“Mayor Evans was the speaker at a Memorial Day service at the stadium, and in his speech he mentioned that he did some research on something called a Moment of Remembrance,” Alsobrook said. “He was just passionate about wanting to see this happen in Selma, and so I said I would be glad to help him put together a program.”

The program will honor soldiers that died in World War I and II, the Korean War, and Vietnam, among other wars and conflicts. The program will feature speakers like Mayor Evans, Dallas County Probate Judge Kim Ballard and others. Veterans will read the names of around 200 soldiers from Selma and the surrounding areas.

Once the names are read, the Selma Fire and Police Departments and the Dallas County Sheriff’s Department will sound their sirens at 2:59 p.m. When the clock strikes 3 p.m., the sirens will stop, and a moment of silence will be observed.

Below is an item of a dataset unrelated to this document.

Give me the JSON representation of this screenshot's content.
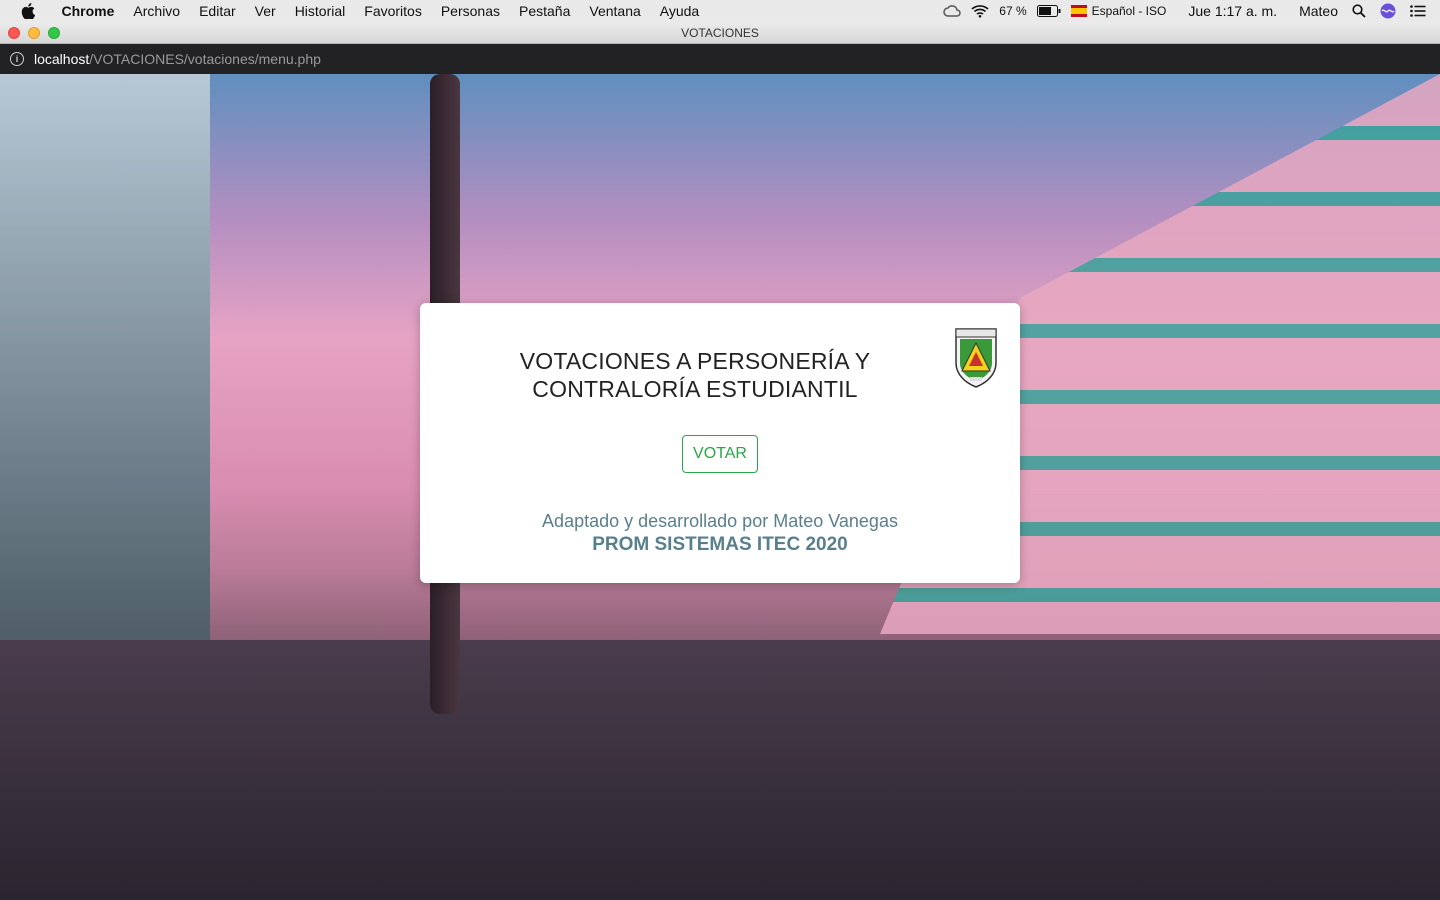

“I think it means a lot to the families,” Alsobrook said. “Just the fact that when you hear those sirens stop sounding, if [people] would just stop for one minute and thank the lord for those people who were so willing to give themselves for us.”

A banner will also be printed with each fallen soldiers name on it to show thanks to those that lost their lives.

“It is fantastic to be able to celebrate and really more distinctly remember those that made the ultimate sacrifice for our country,” said Carl Bowline, who has the banner printed each year by Madden and Associates. “To take time during Memorial Day between the beach and the barbecue, between the pool and the picnic and to sit down and actually take a second to remember those that made that sacrifice and the families that we left behind is an honor to be able to participate.”

Alsobrook encourages anyone with a family member that died while serving in the military or knows a veteran that would like to read the names of the fallen soldiers to call the mayor’s office at 874-2100.